According to Bank of America data, European stocks are trading at 14.2 times their estimated earnings for the next 12 months. That’s the lowest ratio among six developed regions, and compares with an average multiple of 16 times for all six markets and 17 times for US equities.

The recent uptrend may help revert outflows from European shares. Investors have pulled out almost 100 billion dollars from US-based European equities funds this year, according to data from Bank of America and EPFR Global. They have withdrawn 27.5 billion dollars from US equities funds.

Whether this is a short-term rebound from oversold levels or the beginning of a more sustained turnaround remains to be seen. PULSE ONLINE will feature a 2017 outlook on European and global stocks at the start of next year.

BOJ Keeps Policy On Hold, Brightens View Of Economy

The Bank of Japan kept monetary policy steady and took a more upbeat view of the economy on Tuesday, reinforcing market expectations that its future policy direction could be an increase – not a cut – in interest rates.

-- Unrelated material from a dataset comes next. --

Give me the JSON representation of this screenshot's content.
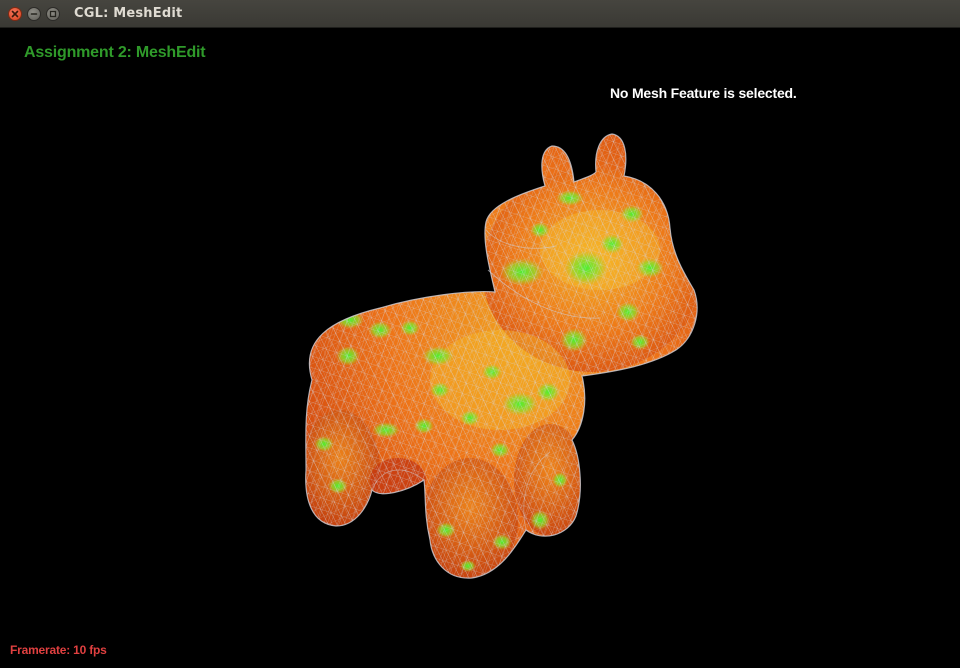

Reflecting a pick-up in emerging Asian demand and factory output, the central bank upgraded its language to signal its confidence that the economy is headed for a steady recovery.

“Japan’s economy continues to recover moderately as a trend,” the BOJ said in a statement announcing the policy decision. It also offered a brighter view on exports and output to say they were picking up.

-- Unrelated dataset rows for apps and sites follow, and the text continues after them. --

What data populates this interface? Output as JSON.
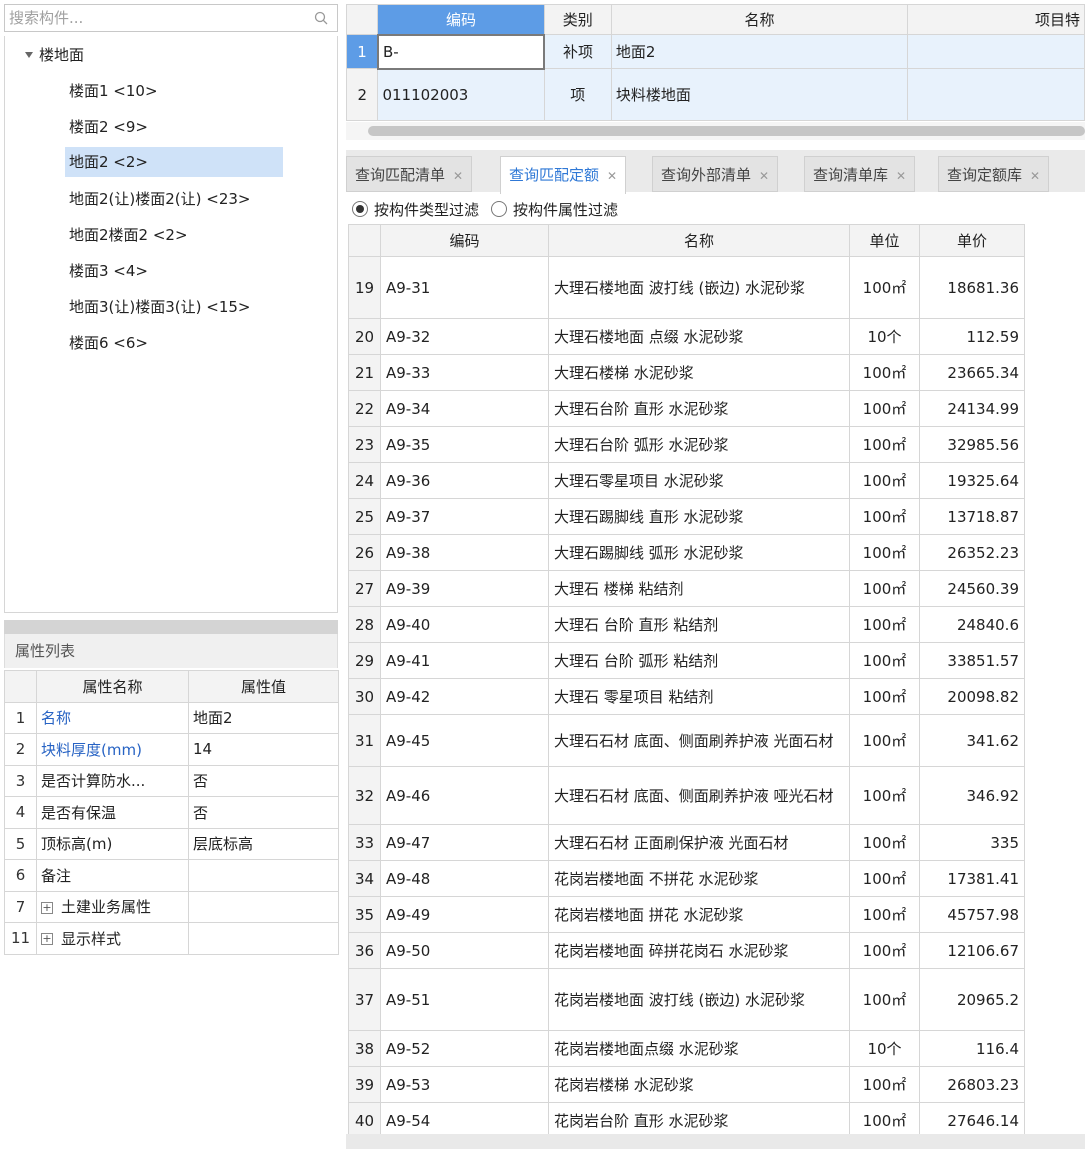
{
  "search": {
    "placeholder": "搜索构件..."
  },
  "tree": {
    "root": "楼地面",
    "items": [
      "楼面1 <10>",
      "楼面2 <9>",
      "地面2 <2>",
      "地面2(让)楼面2(让) <23>",
      "地面2楼面2 <2>",
      "楼面3 <4>",
      "地面3(让)楼面3(让) <15>",
      "楼面6 <6>"
    ],
    "selected_index": 2
  },
  "props": {
    "title": "属性列表",
    "headers": [
      "属性名称",
      "属性值"
    ],
    "rows": [
      {
        "num": "1",
        "name": "名称",
        "value": "地面2"
      },
      {
        "num": "2",
        "name": "块料厚度(mm)",
        "value": "14"
      },
      {
        "num": "3",
        "name": "是否计算防水...",
        "value": "否"
      },
      {
        "num": "4",
        "name": "是否有保温",
        "value": "否"
      },
      {
        "num": "5",
        "name": "顶标高(m)",
        "value": "层底标高"
      },
      {
        "num": "6",
        "name": "备注",
        "value": ""
      },
      {
        "num": "7",
        "name": "土建业务属性",
        "value": ""
      },
      {
        "num": "11",
        "name": "显示样式",
        "value": ""
      }
    ]
  },
  "top_table": {
    "headers": [
      "编码",
      "类别",
      "名称",
      "项目特"
    ],
    "rows": [
      {
        "num": "1",
        "code": "B-",
        "type": "补项",
        "name": "地面2"
      },
      {
        "num": "2",
        "code": "011102003",
        "type": "项",
        "name": "块料楼地面"
      }
    ]
  },
  "tabs": [
    "查询匹配清单",
    "查询匹配定额",
    "查询外部清单",
    "查询清单库",
    "查询定额库"
  ],
  "active_tab": 1,
  "filters": [
    "按构件类型过滤",
    "按构件属性过滤"
  ],
  "main_table": {
    "headers": [
      "编码",
      "名称",
      "单位",
      "单价"
    ],
    "rows": [
      {
        "num": "19",
        "code": "A9-31",
        "name": "大理石楼地面 波打线 (嵌边) 水泥砂浆",
        "unit": "100㎡",
        "price": "18681.36"
      },
      {
        "num": "20",
        "code": "A9-32",
        "name": "大理石楼地面 点缀 水泥砂浆",
        "unit": "10个",
        "price": "112.59"
      },
      {
        "num": "21",
        "code": "A9-33",
        "name": "大理石楼梯 水泥砂浆",
        "unit": "100㎡",
        "price": "23665.34"
      },
      {
        "num": "22",
        "code": "A9-34",
        "name": "大理石台阶 直形 水泥砂浆",
        "unit": "100㎡",
        "price": "24134.99"
      },
      {
        "num": "23",
        "code": "A9-35",
        "name": "大理石台阶 弧形 水泥砂浆",
        "unit": "100㎡",
        "price": "32985.56"
      },
      {
        "num": "24",
        "code": "A9-36",
        "name": "大理石零星项目 水泥砂浆",
        "unit": "100㎡",
        "price": "19325.64"
      },
      {
        "num": "25",
        "code": "A9-37",
        "name": "大理石踢脚线 直形 水泥砂浆",
        "unit": "100㎡",
        "price": "13718.87"
      },
      {
        "num": "26",
        "code": "A9-38",
        "name": "大理石踢脚线 弧形 水泥砂浆",
        "unit": "100㎡",
        "price": "26352.23"
      },
      {
        "num": "27",
        "code": "A9-39",
        "name": "大理石 楼梯 粘结剂",
        "unit": "100㎡",
        "price": "24560.39"
      },
      {
        "num": "28",
        "code": "A9-40",
        "name": "大理石 台阶 直形 粘结剂",
        "unit": "100㎡",
        "price": "24840.6"
      },
      {
        "num": "29",
        "code": "A9-41",
        "name": "大理石 台阶 弧形 粘结剂",
        "unit": "100㎡",
        "price": "33851.57"
      },
      {
        "num": "30",
        "code": "A9-42",
        "name": "大理石 零星项目 粘结剂",
        "unit": "100㎡",
        "price": "20098.82"
      },
      {
        "num": "31",
        "code": "A9-45",
        "name": "大理石石材 底面、侧面刷养护液 光面石材",
        "unit": "100㎡",
        "price": "341.62"
      },
      {
        "num": "32",
        "code": "A9-46",
        "name": "大理石石材 底面、侧面刷养护液 哑光石材",
        "unit": "100㎡",
        "price": "346.92"
      },
      {
        "num": "33",
        "code": "A9-47",
        "name": "大理石石材 正面刷保护液 光面石材",
        "unit": "100㎡",
        "price": "335"
      },
      {
        "num": "34",
        "code": "A9-48",
        "name": "花岗岩楼地面 不拼花 水泥砂浆",
        "unit": "100㎡",
        "price": "17381.41"
      },
      {
        "num": "35",
        "code": "A9-49",
        "name": "花岗岩楼地面 拼花 水泥砂浆",
        "unit": "100㎡",
        "price": "45757.98"
      },
      {
        "num": "36",
        "code": "A9-50",
        "name": "花岗岩楼地面 碎拼花岗石 水泥砂浆",
        "unit": "100㎡",
        "price": "12106.67"
      },
      {
        "num": "37",
        "code": "A9-51",
        "name": "花岗岩楼地面 波打线 (嵌边) 水泥砂浆",
        "unit": "100㎡",
        "price": "20965.2"
      },
      {
        "num": "38",
        "code": "A9-52",
        "name": "花岗岩楼地面点缀 水泥砂浆",
        "unit": "10个",
        "price": "116.4"
      },
      {
        "num": "39",
        "code": "A9-53",
        "name": "花岗岩楼梯 水泥砂浆",
        "unit": "100㎡",
        "price": "26803.23"
      },
      {
        "num": "40",
        "code": "A9-54",
        "name": "花岗岩台阶 直形 水泥砂浆",
        "unit": "100㎡",
        "price": "27646.14"
      }
    ]
  }
}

But the central bank warned the impact of U.S. monetary policy on global markets was among risks to the outlook, suggesting that the Federal Reserve’s interest rate hike cycle could disrupt emerging market capital flows.

As widely expected, the BOJ kept unchanged its pledge to guide short-term rates at minus 0.1 percent and the 10-year government bond yield around zero percent.

“The global economy recovered earlier than expected and the yen is weakening. Tailwinds are blowing, and the BOJ can stand pat for a while,” said Hiroshi Shiraishi, an economist at BNP Paribas.

Underscoring its optimism on the outlook, the central bank even revised up its view on private consumption – considered a soft spot for the Japanese economy, the world’s third largest.

“Consumption is moving on a firm note,” it said, a brighter view than last month when it said there were some weak signs.

At the previous meeting on Nov. 1, the BOJ said the economic trend was for moderate recovery, but slowing emerging market demand was weighing on exports and output.

FOCUS ON KURODA

Financial markets are focusing on what BOJ Governor Haruhiko Kuroda will say at his post-meeting news conference about the recent rise in yields.

Japanese long-term interest rates have risen in tandem with global bond yields on expectations of steady U.S. interest rate hikes and the perceived inflation-stoking policies of incoming U.S. President Donald Trump.

This has tested the BOJ’s resolve to cap the 10-year Japanese government bond (JGB) yield around its zero percent target.

That in turn has led to some market expectations the BOJ may raise its target for the 10-year JGB yield, which briefly hit 0.1 percent last week, as early as next year.